**Data to use**:
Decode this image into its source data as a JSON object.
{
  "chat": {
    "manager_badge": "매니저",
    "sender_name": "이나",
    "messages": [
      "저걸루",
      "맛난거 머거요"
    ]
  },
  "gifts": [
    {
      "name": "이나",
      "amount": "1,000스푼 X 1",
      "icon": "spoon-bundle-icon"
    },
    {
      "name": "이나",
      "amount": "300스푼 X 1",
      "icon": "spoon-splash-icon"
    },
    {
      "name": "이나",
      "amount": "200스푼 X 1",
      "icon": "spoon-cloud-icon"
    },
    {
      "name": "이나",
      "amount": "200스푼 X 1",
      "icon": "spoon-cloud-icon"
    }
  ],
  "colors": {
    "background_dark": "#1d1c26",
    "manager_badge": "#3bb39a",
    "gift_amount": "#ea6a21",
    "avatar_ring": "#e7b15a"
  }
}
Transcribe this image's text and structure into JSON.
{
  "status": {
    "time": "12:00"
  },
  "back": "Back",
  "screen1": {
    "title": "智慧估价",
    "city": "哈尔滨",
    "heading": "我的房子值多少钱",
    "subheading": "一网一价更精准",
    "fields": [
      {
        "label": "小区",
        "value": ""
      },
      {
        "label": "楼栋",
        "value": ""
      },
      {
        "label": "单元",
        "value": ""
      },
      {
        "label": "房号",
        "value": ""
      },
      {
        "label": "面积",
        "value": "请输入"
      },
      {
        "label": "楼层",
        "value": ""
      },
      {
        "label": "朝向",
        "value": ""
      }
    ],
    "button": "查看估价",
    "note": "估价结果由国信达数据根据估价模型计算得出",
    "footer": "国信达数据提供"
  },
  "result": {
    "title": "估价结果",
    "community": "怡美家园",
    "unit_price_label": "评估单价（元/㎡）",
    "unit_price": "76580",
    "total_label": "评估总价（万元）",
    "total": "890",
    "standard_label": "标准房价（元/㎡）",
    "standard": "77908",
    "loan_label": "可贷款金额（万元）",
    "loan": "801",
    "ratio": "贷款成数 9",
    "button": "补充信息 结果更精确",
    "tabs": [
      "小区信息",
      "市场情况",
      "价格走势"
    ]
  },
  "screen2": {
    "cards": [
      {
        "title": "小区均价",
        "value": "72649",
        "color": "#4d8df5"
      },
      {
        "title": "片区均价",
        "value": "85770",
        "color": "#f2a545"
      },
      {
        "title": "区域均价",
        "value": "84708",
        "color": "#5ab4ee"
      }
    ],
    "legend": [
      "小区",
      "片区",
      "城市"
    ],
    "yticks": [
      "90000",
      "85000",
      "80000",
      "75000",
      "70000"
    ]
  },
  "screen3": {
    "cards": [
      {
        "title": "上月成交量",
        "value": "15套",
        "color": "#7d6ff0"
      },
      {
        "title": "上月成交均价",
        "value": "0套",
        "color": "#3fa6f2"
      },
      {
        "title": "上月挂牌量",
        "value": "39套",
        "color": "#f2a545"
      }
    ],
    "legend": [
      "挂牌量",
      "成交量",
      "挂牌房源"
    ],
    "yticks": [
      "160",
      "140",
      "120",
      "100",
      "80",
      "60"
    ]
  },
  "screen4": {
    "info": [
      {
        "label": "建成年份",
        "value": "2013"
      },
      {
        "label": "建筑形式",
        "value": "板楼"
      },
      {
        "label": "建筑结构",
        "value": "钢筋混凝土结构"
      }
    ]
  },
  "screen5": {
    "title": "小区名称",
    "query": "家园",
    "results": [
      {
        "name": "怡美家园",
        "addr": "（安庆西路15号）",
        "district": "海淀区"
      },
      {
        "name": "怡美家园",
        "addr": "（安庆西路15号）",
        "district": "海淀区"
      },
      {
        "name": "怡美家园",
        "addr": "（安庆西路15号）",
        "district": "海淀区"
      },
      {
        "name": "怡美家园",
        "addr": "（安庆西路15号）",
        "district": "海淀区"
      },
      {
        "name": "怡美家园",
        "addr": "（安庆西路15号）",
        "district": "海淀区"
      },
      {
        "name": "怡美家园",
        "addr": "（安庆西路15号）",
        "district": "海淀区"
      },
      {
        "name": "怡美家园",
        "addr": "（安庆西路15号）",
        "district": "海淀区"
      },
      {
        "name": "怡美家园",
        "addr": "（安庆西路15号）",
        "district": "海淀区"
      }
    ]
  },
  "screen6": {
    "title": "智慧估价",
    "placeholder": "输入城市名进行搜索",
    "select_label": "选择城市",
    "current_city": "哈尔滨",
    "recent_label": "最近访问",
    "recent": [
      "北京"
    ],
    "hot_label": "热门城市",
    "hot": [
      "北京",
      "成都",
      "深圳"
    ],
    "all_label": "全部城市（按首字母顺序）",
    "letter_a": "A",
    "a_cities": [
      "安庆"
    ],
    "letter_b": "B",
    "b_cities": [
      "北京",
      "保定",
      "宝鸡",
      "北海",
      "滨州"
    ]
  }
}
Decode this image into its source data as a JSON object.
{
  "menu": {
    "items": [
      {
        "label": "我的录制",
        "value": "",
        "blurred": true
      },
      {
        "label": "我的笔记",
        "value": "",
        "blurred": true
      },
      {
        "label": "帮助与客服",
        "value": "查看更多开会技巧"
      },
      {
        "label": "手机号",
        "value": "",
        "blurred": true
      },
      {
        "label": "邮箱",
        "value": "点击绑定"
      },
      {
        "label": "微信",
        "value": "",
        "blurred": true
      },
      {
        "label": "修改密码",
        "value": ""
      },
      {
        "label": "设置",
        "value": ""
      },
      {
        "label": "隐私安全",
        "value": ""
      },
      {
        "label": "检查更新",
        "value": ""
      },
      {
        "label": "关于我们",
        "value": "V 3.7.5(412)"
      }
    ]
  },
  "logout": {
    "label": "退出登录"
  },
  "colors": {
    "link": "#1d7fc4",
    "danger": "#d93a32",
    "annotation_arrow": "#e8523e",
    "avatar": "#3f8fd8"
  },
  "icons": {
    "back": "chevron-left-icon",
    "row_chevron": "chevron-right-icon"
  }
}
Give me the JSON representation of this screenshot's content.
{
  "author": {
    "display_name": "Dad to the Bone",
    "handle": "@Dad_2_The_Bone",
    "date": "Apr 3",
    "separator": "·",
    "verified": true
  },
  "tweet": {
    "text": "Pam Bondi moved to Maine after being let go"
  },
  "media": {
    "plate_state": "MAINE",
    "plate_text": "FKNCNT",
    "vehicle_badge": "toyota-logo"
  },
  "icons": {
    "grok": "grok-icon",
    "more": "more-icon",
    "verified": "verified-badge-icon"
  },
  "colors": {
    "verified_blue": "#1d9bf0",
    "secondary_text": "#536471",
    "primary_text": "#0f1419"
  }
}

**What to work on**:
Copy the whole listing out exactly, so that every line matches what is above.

**Reply**:
Decode this image into its source data as a JSON object.
{
  "chat": {
    "manager_badge": "매니저",
    "sender_name": "이나",
    "messages": [
      "저걸루",
      "맛난거 머거요"
    ]
  },
  "gifts": [
    {
      "name": "이나",
      "amount": "1,000스푼 X 1",
      "icon": "spoon-bundle-icon"
    },
    {
      "name": "이나",
      "amount": "300스푼 X 1",
      "icon": "spoon-splash-icon"
    },
    {
      "name": "이나",
      "amount": "200스푼 X 1",
      "icon": "spoon-cloud-icon"
    },
    {
      "name": "이나",
      "amount": "200스푼 X 1",
      "icon": "spoon-cloud-icon"
    }
  ],
  "colors": {
    "background_dark": "#1d1c26",
    "manager_badge": "#3bb39a",
    "gift_amount": "#ea6a21",
    "avatar_ring": "#e7b15a"
  }
}
Transcribe this image's text and structure into JSON.
{
  "status": {
    "time": "12:00"
  },
  "back": "Back",
  "screen1": {
    "title": "智慧估价",
    "city": "哈尔滨",
    "heading": "我的房子值多少钱",
    "subheading": "一网一价更精准",
    "fields": [
      {
        "label": "小区",
        "value": ""
      },
      {
        "label": "楼栋",
        "value": ""
      },
      {
        "label": "单元",
        "value": ""
      },
      {
        "label": "房号",
        "value": ""
      },
      {
        "label": "面积",
        "value": "请输入"
      },
      {
        "label": "楼层",
        "value": ""
      },
      {
        "label": "朝向",
        "value": ""
      }
    ],
    "button": "查看估价",
    "note": "估价结果由国信达数据根据估价模型计算得出",
    "footer": "国信达数据提供"
  },
  "result": {
    "title": "估价结果",
    "community": "怡美家园",
    "unit_price_label": "评估单价（元/㎡）",
    "unit_price": "76580",
    "total_label": "评估总价（万元）",
    "total": "890",
    "standard_label": "标准房价（元/㎡）",
    "standard": "77908",
    "loan_label": "可贷款金额（万元）",
    "loan": "801",
    "ratio": "贷款成数 9",
    "button": "补充信息 结果更精确",
    "tabs": [
      "小区信息",
      "市场情况",
      "价格走势"
    ]
  },
  "screen2": {
    "cards": [
      {
        "title": "小区均价",
        "value": "72649",
        "color": "#4d8df5"
      },
      {
        "title": "片区均价",
        "value": "85770",
        "color": "#f2a545"
      },
      {
        "title": "区域均价",
        "value": "84708",
        "color": "#5ab4ee"
      }
    ],
    "legend": [
      "小区",
      "片区",
      "城市"
    ],
    "yticks": [
      "90000",
      "85000",
      "80000",
      "75000",
      "70000"
    ]
  },
  "screen3": {
    "cards": [
      {
        "title": "上月成交量",
        "value": "15套",
        "color": "#7d6ff0"
      },
      {
        "title": "上月成交均价",
        "value": "0套",
        "color": "#3fa6f2"
      },
      {
        "title": "上月挂牌量",
        "value": "39套",
        "color": "#f2a545"
      }
    ],
    "legend": [
      "挂牌量",
      "成交量",
      "挂牌房源"
    ],
    "yticks": [
      "160",
      "140",
      "120",
      "100",
      "80",
      "60"
    ]
  },
  "screen4": {
    "info": [
      {
        "label": "建成年份",
        "value": "2013"
      },
      {
        "label": "建筑形式",
        "value": "板楼"
      },
      {
        "label": "建筑结构",
        "value": "钢筋混凝土结构"
      }
    ]
  },
  "screen5": {
    "title": "小区名称",
    "query": "家园",
    "results": [
      {
        "name": "怡美家园",
        "addr": "（安庆西路15号）",
        "district": "海淀区"
      },
      {
        "name": "怡美家园",
        "addr": "（安庆西路15号）",
        "district": "海淀区"
      },
      {
        "name": "怡美家园",
        "addr": "（安庆西路15号）",
        "district": "海淀区"
      },
      {
        "name": "怡美家园",
        "addr": "（安庆西路15号）",
        "district": "海淀区"
      },
      {
        "name": "怡美家园",
        "addr": "（安庆西路15号）",
        "district": "海淀区"
      },
      {
        "name": "怡美家园",
        "addr": "（安庆西路15号）",
        "district": "海淀区"
      },
      {
        "name": "怡美家园",
        "addr": "（安庆西路15号）",
        "district": "海淀区"
      },
      {
        "name": "怡美家园",
        "addr": "（安庆西路15号）",
        "district": "海淀区"
      }
    ]
  },
  "screen6": {
    "title": "智慧估价",
    "placeholder": "输入城市名进行搜索",
    "select_label": "选择城市",
    "current_city": "哈尔滨",
    "recent_label": "最近访问",
    "recent": [
      "北京"
    ],
    "hot_label": "热门城市",
    "hot": [
      "北京",
      "成都",
      "深圳"
    ],
    "all_label": "全部城市（按首字母顺序）",
    "letter_a": "A",
    "a_cities": [
      "安庆"
    ],
    "letter_b": "B",
    "b_cities": [
      "北京",
      "保定",
      "宝鸡",
      "北海",
      "滨州"
    ]
  }
}
Decode this image into its source data as a JSON object.
{
  "menu": {
    "items": [
      {
        "label": "我的录制",
        "value": "",
        "blurred": true
      },
      {
        "label": "我的笔记",
        "value": "",
        "blurred": true
      },
      {
        "label": "帮助与客服",
        "value": "查看更多开会技巧"
      },
      {
        "label": "手机号",
        "value": "",
        "blurred": true
      },
      {
        "label": "邮箱",
        "value": "点击绑定"
      },
      {
        "label": "微信",
        "value": "",
        "blurred": true
      },
      {
        "label": "修改密码",
        "value": ""
      },
      {
        "label": "设置",
        "value": ""
      },
      {
        "label": "隐私安全",
        "value": ""
      },
      {
        "label": "检查更新",
        "value": ""
      },
      {
        "label": "关于我们",
        "value": "V 3.7.5(412)"
      }
    ]
  },
  "logout": {
    "label": "退出登录"
  },
  "colors": {
    "link": "#1d7fc4",
    "danger": "#d93a32",
    "annotation_arrow": "#e8523e",
    "avatar": "#3f8fd8"
  },
  "icons": {
    "back": "chevron-left-icon",
    "row_chevron": "chevron-right-icon"
  }
}
Give me the JSON representation of this screenshot's content.
{
  "author": {
    "display_name": "Dad to the Bone",
    "handle": "@Dad_2_The_Bone",
    "date": "Apr 3",
    "separator": "·",
    "verified": true
  },
  "tweet": {
    "text": "Pam Bondi moved to Maine after being let go"
  },
  "media": {
    "plate_state": "MAINE",
    "plate_text": "FKNCNT",
    "vehicle_badge": "toyota-logo"
  },
  "icons": {
    "grok": "grok-icon",
    "more": "more-icon",
    "verified": "verified-badge-icon"
  },
  "colors": {
    "verified_blue": "#1d9bf0",
    "secondary_text": "#536471",
    "primary_text": "#0f1419"
  }
}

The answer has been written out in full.